Entries taken from a collection:
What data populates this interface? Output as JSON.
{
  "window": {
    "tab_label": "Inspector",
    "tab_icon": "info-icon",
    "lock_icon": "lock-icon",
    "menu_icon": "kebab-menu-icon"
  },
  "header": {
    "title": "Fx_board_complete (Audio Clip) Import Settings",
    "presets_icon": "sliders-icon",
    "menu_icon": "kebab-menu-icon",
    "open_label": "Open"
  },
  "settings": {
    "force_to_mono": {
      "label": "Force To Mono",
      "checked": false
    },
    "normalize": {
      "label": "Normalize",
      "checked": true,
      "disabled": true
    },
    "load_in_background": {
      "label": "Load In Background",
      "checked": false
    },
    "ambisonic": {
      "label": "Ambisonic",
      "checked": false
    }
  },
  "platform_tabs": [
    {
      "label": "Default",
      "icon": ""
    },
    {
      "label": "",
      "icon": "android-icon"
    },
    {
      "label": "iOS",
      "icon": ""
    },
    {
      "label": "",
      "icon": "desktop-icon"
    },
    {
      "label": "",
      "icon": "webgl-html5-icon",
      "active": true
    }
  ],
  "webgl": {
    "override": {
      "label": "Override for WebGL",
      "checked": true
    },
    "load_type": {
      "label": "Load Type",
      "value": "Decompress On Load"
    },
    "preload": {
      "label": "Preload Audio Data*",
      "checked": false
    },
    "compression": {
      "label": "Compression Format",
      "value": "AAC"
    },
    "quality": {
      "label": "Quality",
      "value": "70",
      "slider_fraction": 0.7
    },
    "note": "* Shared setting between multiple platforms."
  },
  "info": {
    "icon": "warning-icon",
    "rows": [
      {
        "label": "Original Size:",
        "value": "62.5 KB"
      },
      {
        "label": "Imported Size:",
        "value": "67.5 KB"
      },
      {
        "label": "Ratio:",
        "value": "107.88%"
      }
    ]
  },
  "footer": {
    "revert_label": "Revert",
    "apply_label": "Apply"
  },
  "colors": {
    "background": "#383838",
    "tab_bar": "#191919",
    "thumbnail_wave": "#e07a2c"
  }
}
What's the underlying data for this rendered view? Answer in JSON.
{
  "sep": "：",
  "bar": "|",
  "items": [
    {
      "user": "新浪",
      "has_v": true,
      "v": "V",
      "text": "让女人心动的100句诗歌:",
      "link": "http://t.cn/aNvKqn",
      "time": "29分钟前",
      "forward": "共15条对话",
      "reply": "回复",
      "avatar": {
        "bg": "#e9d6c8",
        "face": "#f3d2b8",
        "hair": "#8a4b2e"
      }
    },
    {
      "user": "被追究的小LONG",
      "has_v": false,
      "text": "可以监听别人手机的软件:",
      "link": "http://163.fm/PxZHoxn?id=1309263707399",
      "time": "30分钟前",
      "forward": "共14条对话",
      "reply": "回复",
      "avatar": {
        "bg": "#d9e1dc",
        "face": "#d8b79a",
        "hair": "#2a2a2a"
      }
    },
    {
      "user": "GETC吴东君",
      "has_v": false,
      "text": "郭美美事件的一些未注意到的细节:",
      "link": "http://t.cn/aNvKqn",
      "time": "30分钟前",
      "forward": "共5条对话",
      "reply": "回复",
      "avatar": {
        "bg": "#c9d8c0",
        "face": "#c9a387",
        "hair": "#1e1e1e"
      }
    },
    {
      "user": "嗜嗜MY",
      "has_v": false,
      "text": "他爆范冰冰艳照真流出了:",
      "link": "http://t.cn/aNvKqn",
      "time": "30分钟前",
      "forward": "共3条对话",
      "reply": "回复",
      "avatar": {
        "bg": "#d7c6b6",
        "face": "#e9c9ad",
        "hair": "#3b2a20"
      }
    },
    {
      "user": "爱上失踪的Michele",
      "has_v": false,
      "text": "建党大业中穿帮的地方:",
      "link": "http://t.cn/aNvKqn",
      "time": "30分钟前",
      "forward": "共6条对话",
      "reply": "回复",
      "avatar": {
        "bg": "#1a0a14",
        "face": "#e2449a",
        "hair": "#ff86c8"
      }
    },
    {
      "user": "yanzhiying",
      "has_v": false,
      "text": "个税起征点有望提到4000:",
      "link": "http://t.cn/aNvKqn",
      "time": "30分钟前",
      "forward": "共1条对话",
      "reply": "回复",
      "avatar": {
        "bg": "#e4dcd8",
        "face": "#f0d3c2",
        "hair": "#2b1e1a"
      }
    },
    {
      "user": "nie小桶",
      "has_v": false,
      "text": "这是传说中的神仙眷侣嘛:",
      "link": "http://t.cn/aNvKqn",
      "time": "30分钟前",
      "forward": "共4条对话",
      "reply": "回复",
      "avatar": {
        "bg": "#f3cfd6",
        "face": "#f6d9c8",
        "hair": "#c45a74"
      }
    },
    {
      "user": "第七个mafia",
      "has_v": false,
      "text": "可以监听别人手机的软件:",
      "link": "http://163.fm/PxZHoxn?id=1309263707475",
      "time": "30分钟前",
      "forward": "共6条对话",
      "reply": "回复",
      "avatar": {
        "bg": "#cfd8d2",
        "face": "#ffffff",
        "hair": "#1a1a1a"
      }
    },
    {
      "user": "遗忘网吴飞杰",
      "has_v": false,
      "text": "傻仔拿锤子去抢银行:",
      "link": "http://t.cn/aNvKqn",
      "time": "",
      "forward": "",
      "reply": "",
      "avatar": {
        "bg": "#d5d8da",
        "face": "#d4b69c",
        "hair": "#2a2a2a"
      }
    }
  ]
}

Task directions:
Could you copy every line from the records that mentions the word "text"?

Exercise answer:
      "text": "让女人心动的100句诗歌:",
      "text": "可以监听别人手机的软件:",
      "text": "郭美美事件的一些未注意到的细节:",
      "text": "他爆范冰冰艳照真流出了:",
      "text": "建党大业中穿帮的地方:",
      "text": "个税起征点有望提到4000:",
      "text": "这是传说中的神仙眷侣嘛:",
      "text": "可以监听别人手机的软件:",
      "text": "傻仔拿锤子去抢银行:",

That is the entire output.